Schmitt was a very close contemporary of Vaughan Williams and in an occasional
pastoralism there are some parallels between the two composers. The two are
pictured together in OUPs pictorial biography of the British Composer.
The Sonate Libre is a free-wheeling violin sonata in two lanky rhapsodic
movements over a 30 minute span. It dates from the years just after the Great
War ended and was written in the Pyrenees. It is a spiritual cousin of Herbert
Howells' Piano Quartet though ultimately much freer and wide-ranging in its
impressionism and bejewelled sounds. Frank Bridge's more impressionistic
chamber works (pre-1920s) also come to mind. The big tune can be heard in
full unfolding splendour from 8:20 (Track 1). To the British voices can be
added the influence of Ravel and Debussy. There is none of the oriental grandeur
of his big set-piece scores such as Psalm XLVII or Tragédie de
Salomé. The Animé second and final movements are full of delicate
fantasy in a voice familiar from Ravel's Mother Goose and, for those who
know it, Josef Holbrooke's Sonate Orientale.

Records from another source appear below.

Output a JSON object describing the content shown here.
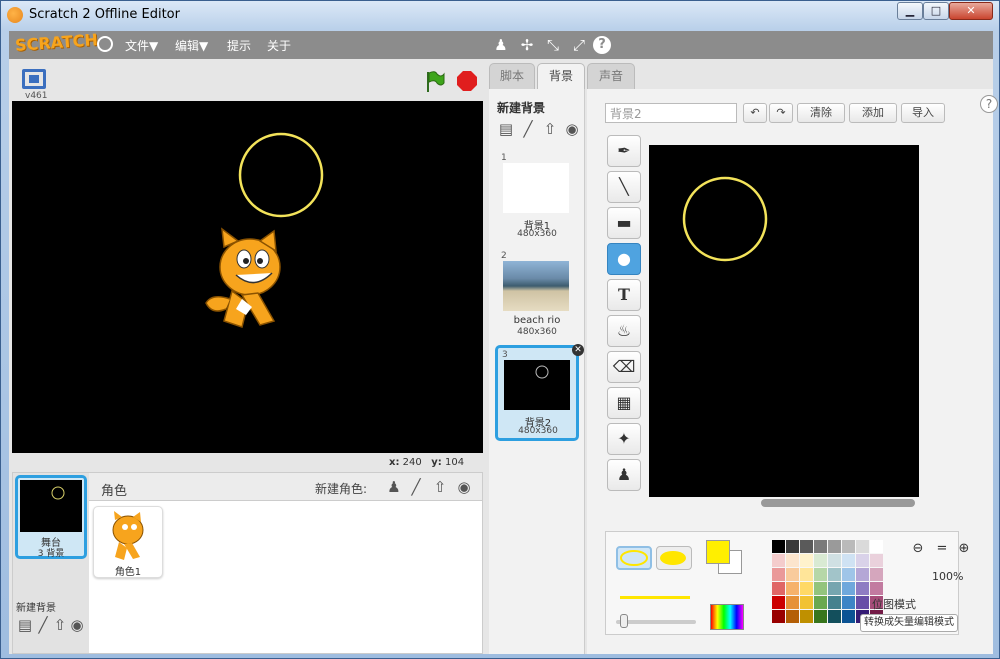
{
  "window": {
    "title": "Scratch 2 Offline Editor",
    "min_label": "▁",
    "max_label": "□",
    "close_label": "✕"
  },
  "menubar": {
    "logo": "SCRATCH",
    "items": [
      "文件▼",
      "编辑▼",
      "提示",
      "关于"
    ]
  },
  "stage": {
    "version": "v461",
    "coord_x_label": "x:",
    "coord_x": "240",
    "coord_y_label": "y:",
    "coord_y": "104"
  },
  "sprites": {
    "title": "角色",
    "new_sprite_label": "新建角色:",
    "stage_thumb_name": "舞台",
    "stage_thumb_count": "3 背景",
    "new_backdrop_small": "新建背景",
    "sprite1_name": "角色1"
  },
  "tabs": [
    "脚本",
    "背景",
    "声音"
  ],
  "backdrops": {
    "title": "新建背景",
    "items": [
      {
        "num": "1",
        "name": "背景1",
        "size": "480x360"
      },
      {
        "num": "2",
        "name": "beach rio",
        "size": "480x360"
      },
      {
        "num": "3",
        "name": "背景2",
        "size": "480x360"
      }
    ]
  },
  "paint": {
    "costume_name": "背景2",
    "clear_label": "清除",
    "add_label": "添加",
    "import_label": "导入",
    "zoom_level": "100%",
    "mode_label": "位图模式",
    "convert_label": "转换成矢量编辑模式"
  },
  "colors": {
    "accent": "#2d9fe0",
    "stage_bg": "#000000",
    "circle_stroke": "#f3e35a",
    "fill_color": "#ffef00"
  }
}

At 15:02 Schmitt brings us full
circle with a recollection of the strikingly nostalgic theme from the first
movement. This is a sort of Lark Ascending ... but over the Pyrenees.
The Three Rapsodies (1903) for two pianos are 'picture postcards'

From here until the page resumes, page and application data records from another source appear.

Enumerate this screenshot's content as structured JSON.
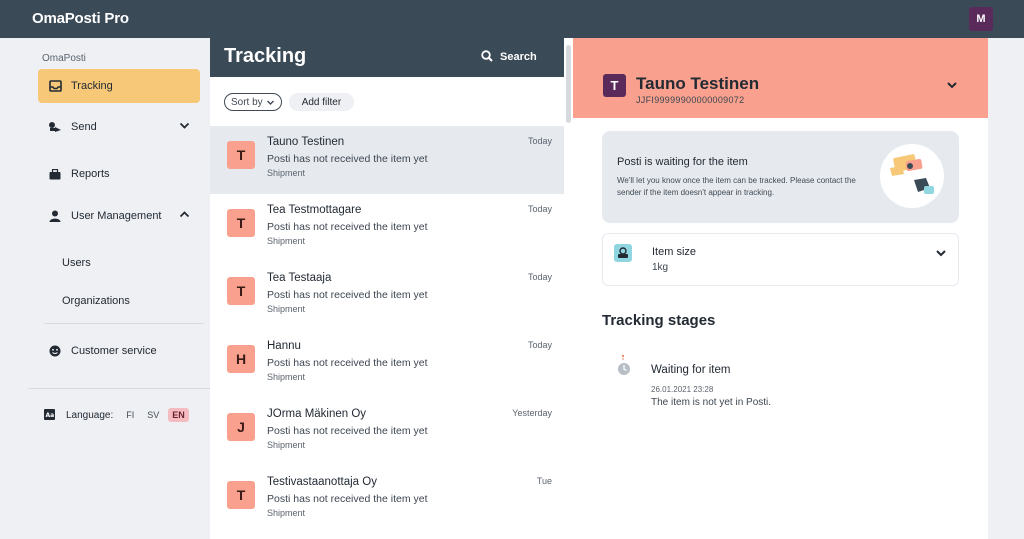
{
  "app": {
    "brand": "OmaPosti Pro",
    "user_initial": "M"
  },
  "sidebar": {
    "section_label": "OmaPosti",
    "items": [
      {
        "label": "Tracking",
        "icon": "inbox-icon"
      },
      {
        "label": "Send",
        "icon": "send-icon"
      },
      {
        "label": "Reports",
        "icon": "briefcase-icon"
      },
      {
        "label": "User Management",
        "icon": "user-icon"
      }
    ],
    "sub_items": [
      "Users",
      "Organizations"
    ],
    "customer_service": "Customer service",
    "language": {
      "label": "Language:",
      "options": [
        "FI",
        "SV",
        "EN"
      ],
      "selected": "EN"
    }
  },
  "list": {
    "title": "Tracking",
    "search_label": "Search",
    "sort_label": "Sort by",
    "add_filter_label": "Add filter",
    "rows": [
      {
        "initial": "T",
        "name": "Tauno Testinen",
        "status": "Posti has not received the item yet",
        "type": "Shipment",
        "date": "Today"
      },
      {
        "initial": "T",
        "name": "Tea Testmottagare",
        "status": "Posti has not received the item yet",
        "type": "Shipment",
        "date": "Today"
      },
      {
        "initial": "T",
        "name": "Tea Testaaja",
        "status": "Posti has not received the item yet",
        "type": "Shipment",
        "date": "Today"
      },
      {
        "initial": "H",
        "name": "Hannu",
        "status": "Posti has not received the item yet",
        "type": "Shipment",
        "date": "Today"
      },
      {
        "initial": "J",
        "name": "JOrma Mäkinen Oy",
        "status": "Posti has not received the item yet",
        "type": "Shipment",
        "date": "Yesterday"
      },
      {
        "initial": "T",
        "name": "Testivastaanottaja Oy",
        "status": "Posti has not received the item yet",
        "type": "Shipment",
        "date": "Tue"
      }
    ]
  },
  "detail": {
    "initial": "T",
    "name": "Tauno Testinen",
    "tracking_code": "JJFI99999900000009072",
    "wait_title": "Posti is waiting for the item",
    "wait_text": "We'll let you know once the item can be tracked. Please contact the sender if the item doesn't appear in tracking.",
    "size_label": "Item size",
    "size_value": "1kg",
    "stages_title": "Tracking stages",
    "stage": {
      "name": "Waiting for item",
      "time": "26.01.2021 23:28",
      "desc": "The item is not yet in Posti."
    }
  },
  "colors": {
    "topbar": "#3b4a57",
    "active_nav": "#f6c877",
    "avatar": "#f9a18e",
    "detail_header": "#f9a18e",
    "user_avatar": "#5a2a5a"
  }
}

of France (a Chabrier-emulating valse), Poland (a Chopin-type mazurka) and
Vienna (a Johann Strauss waltz) in 23 minutes. These offer classic bon-bouches

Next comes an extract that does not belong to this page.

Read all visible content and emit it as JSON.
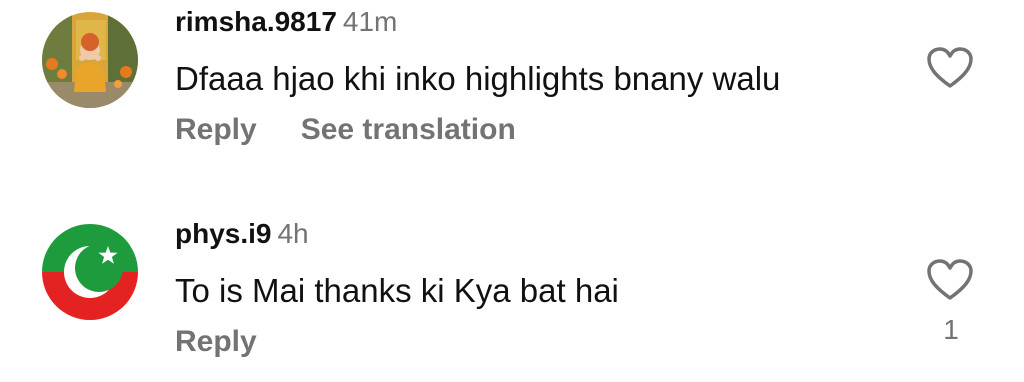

for both performers and listeners. The music is not profound but deft and
colourful, sounding like a cross between Godowsky and Saint-Saens. Schmitt
wrote a large number of works for this medium. He orchestrated the present
set and the Rapsodie Viennoise became a popular concert item. Claude Michel
and his associates are embarking on an 'intégrale' spanning the complete
two piano/piano duet output over 15 CDs.
Hasards is a 4-movement piano quartet (circa 15 mins) dedicated to
another neglected hero of the French musical renaissance, Guy-Ropartz. It
was premiered in 1943. The work is fey and flighty, influenced by Ravel's
string quartet, the first two (of 4) movements especially. The third is a
twilight berçeuse in the hinterland between sleep and waking. In this
work Schmitt often made me think of the chamber music of Arnold Bax. The
final Bourrée is marked 'impétueux' and there is a heady dash
and intoxication to the proceedings and to the jerky hiccuping theme which
unfolds in Howellsian majesty at the close.
Excellent notes by Benoit Duteurtre
I am not familiar with these works in other performances but the artists
here seem completely engaged and concentrated.
Recommended for the Schmitt explorer, the French music enthusiast and the
chamber music fan who would like to push the boundaries of her or his knowledge
outwards into unusual territory.
Rewarding and varied listening. An excellent production by Auvidis Valois.
NOTE AND PLEA When will someone record Schmitt's impressive
Introduction, Récit et Congé a 25 minute work for
cello and orchestra. It is one of the few orchestral works by Schmitt which
has not as yet been recorded commercially.